Let’s chat about the state of smartwatches! Also, should home broadband data be billed like a utility? And I’ll answer some of my favorite viewer questions of the week! Make sure you’re charged and ready! It’s Podcast time!
The original Gear S was a beast of a smartwatch experiment, blending a large curved display with a 3G cell radio. Their follow up looks to be more subtle and refined.
The Gear S2 aims to blend in more, looking like a more traditional timepiece, and it’s the company’s first circular watch face. A 1.2″ screen with a 360×360 resolution, in an 11.4mm thin frame. The smaller screen means Samsung can also shave a little size off the battery and continue offering 2-3 days of use on a charge.
This will not be an Android Wear affair, powered by Samsung produced dual core CPU, it’s a Tizen OS watch designed specifically to pair with Samsung phones. NFC on board will tie directly into Samsung Pay for mobile payments.
There will be two flavors of Gear S2, a BT and WiFi only model and the S2 3G which incorporates an “e-SIM” for voice and data services when not directly paired to a phone.
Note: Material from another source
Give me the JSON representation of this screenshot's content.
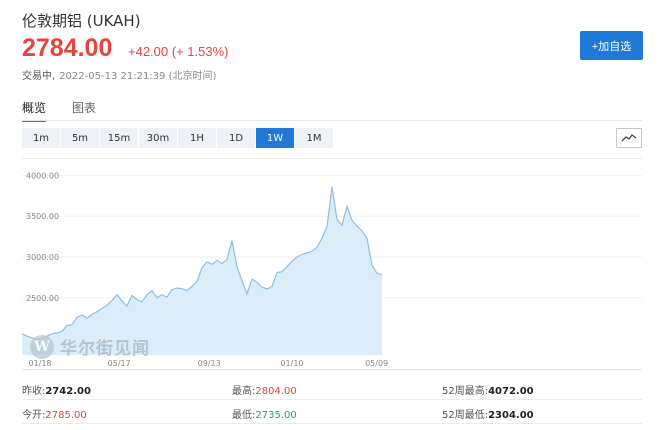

Two color options will be available, silver and dark grey, and there will be different band options for those watch bodies.
We don’t have pricing info yet, but Samsung expects the Gear S2 to start shipping in October. You can read the full press release below.
We also have confirmation on styles, and pricing. A classic stainless steel body with a black leather strap will start at $349, moving to a steel bracelet will bump up the price to $399. The Black Steel body and bracelet will cost $499, and the rose gold watch will cost $699 and $799 with Alligator leather strap and rose gold bracelet respectively.
The tech on board seems like ballpark Android Wear. A 1.4″ AMOLED screen with a 400×400 resolution should look nice and crisp. The Snapdragon 400 CPU is well known, and with current software is a snappy performer on other watches. Plus, we’re happy to see WiFi and 4GB of storage listed as features.
It’s a good looking timepiece. You can read Huawei’s full announcement below!
Sure Apple has their own watch, but if you’ve been eyeing the diversity of hardware in the Google ecosystem with envy, now you can use Android Wear without giving up your precious iPhone.
Starting today, any iPhone running iOS 8.2 or higher can install the Wear companion app through iTunes. Compatible with all current Wear watches, and you’ll have access to features like your notifications, fitness tracking, and “OK Google” voice search.
I know you’ve been checking out those round watch faces like the LG G Watch R… Don’t lie… You can catch the full press release below.
Continue reading Android Wear Smartwatches Now Work With iPhones
We still think the Asus ZenWatch is one of the more attractive smartwatches on the market today, but Asus has already taken the wraps off of their follow up.
The Zen Watch 2 will come in more color options, and have more straps available in plastic, leather, and metal. The front face will now be made out of Gorilla Glass 3, the build will be more durable with an IP67 rating, and a new magnetic charger will be included.
It doesn’t look like a dedicated heart rate monitor will be included, which might be a good thing for folks with skin conditions, but the ZenWatch 2 will get a crown button, which has proven very useful on the LG G Watch R and Moto 360.
You can catch the Asus teaser vid and full press release below.
Google put a fresh coat of polish on Android Wear and built in a few new features to play with! Let’s take a look at Android’s newest smartwatch OS!
Dexcom makes medical equipment to help manage diabetes. Patients were a small sensor, plugged into their skin, which continuously monitors their blood sugar. This is a far more convenient and accurate way to get a sense of trends and to manage health than solely relying on individual blood tests on strips.
Of course there’s always room for improvement. Dexcom’s CGM (Continuous Glucose Monitor) sends a Bluetooth signal to a little standalone unit, which is another little gadget to keep track of and charge. What if we could send that monitoring info to consumer devices like phones or watches to get near real-time data?
Dexcom has brought an official app to the Apple Watch which displays info and graphs, but using the same general connection protocols, a developer is working on the same connection for Android Wear watches. Unofficial Apps xDrip and NightWatch pull the info from the Dexcom unit and send it to an Android Wear watch.
Once connected, users can get updates every five minutes with their blood sugar and can see daily trends displayed as a graph.
You can check out the XDrip and NightWatch projects via Stephen Black’s page on GitHub for more info.